AbilityNet Services for Charities and Disabled People
AbilityNet has a large network of volunteers use their IT skills to help charities and disabled people.
Free IT support for disabled people
Many disabled people are missing out on the benefits of computers and the Internet because they need help with their IT. Our free services include:
- Free IT support at home for disabled people from disclosure checked volunteers
- Free phone line offering advice and information about how disabled people can use computers
- Free email support
- Free factsheets about how disabled people can use computers
- Free online tools to help disabled people use computers including My Computer My Way and an Online Assessment Tool
Find out more about our free services for people with a disability or call our free helpline on 0800 269 545.
IT services for charities and other not-for-profits
- Is your website, database and IT system fit for purpose?
- Do you need help with a new website, database or ongoing IT maintenance?
Our network of over 8,000 IT professionals provide pro bono, impartial and reliable IT expertise. They can work on all sorts of projects and can help small groups with no staff as well as large national and international charities.
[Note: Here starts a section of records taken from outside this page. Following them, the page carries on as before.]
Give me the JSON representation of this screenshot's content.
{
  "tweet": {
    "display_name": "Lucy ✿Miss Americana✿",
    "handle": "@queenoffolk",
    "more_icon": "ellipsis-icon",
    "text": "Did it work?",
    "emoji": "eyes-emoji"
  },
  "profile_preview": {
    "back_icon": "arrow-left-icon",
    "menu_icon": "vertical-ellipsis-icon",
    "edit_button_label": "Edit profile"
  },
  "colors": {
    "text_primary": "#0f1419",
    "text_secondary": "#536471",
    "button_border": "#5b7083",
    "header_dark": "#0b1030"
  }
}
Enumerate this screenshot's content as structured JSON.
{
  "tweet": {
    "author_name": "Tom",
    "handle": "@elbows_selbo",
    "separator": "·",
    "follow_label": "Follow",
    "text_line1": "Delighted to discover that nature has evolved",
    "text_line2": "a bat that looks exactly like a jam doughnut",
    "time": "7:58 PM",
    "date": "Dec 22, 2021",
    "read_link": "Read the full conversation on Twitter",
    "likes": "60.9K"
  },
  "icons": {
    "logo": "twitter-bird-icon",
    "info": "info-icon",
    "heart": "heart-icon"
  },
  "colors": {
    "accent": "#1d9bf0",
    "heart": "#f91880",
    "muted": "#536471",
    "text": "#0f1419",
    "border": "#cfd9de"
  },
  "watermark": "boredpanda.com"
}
You don't need any technical knowledge - our team works with you to create a brief, recruit a volunteer and deliver a successful IT project.
Find out more about our IT services for charities, or give us a call on 020 7796 2144.
Find A Volunteer
If you would like to request help from one of our volunteers to help you at home or within your charity, visit our Find a Volunteer page.
Join Our Volunteers
If you would like to become a volunteer to help disabled people at home or charities, then find out more and join our volunteers here.
News & Blogs
- AbilityNet chosen as charity partner for Real IT Awards
- AbilityNet and Clear Talents win diversity awards
- AbilityNet is a finalist in the RIDI Awards 2015
- Back to the Future: enabling technology 30 years on
- How Boyzone's Shane uses voice control to overcome his dyslexia
- Five reasons students don't claim DSA funding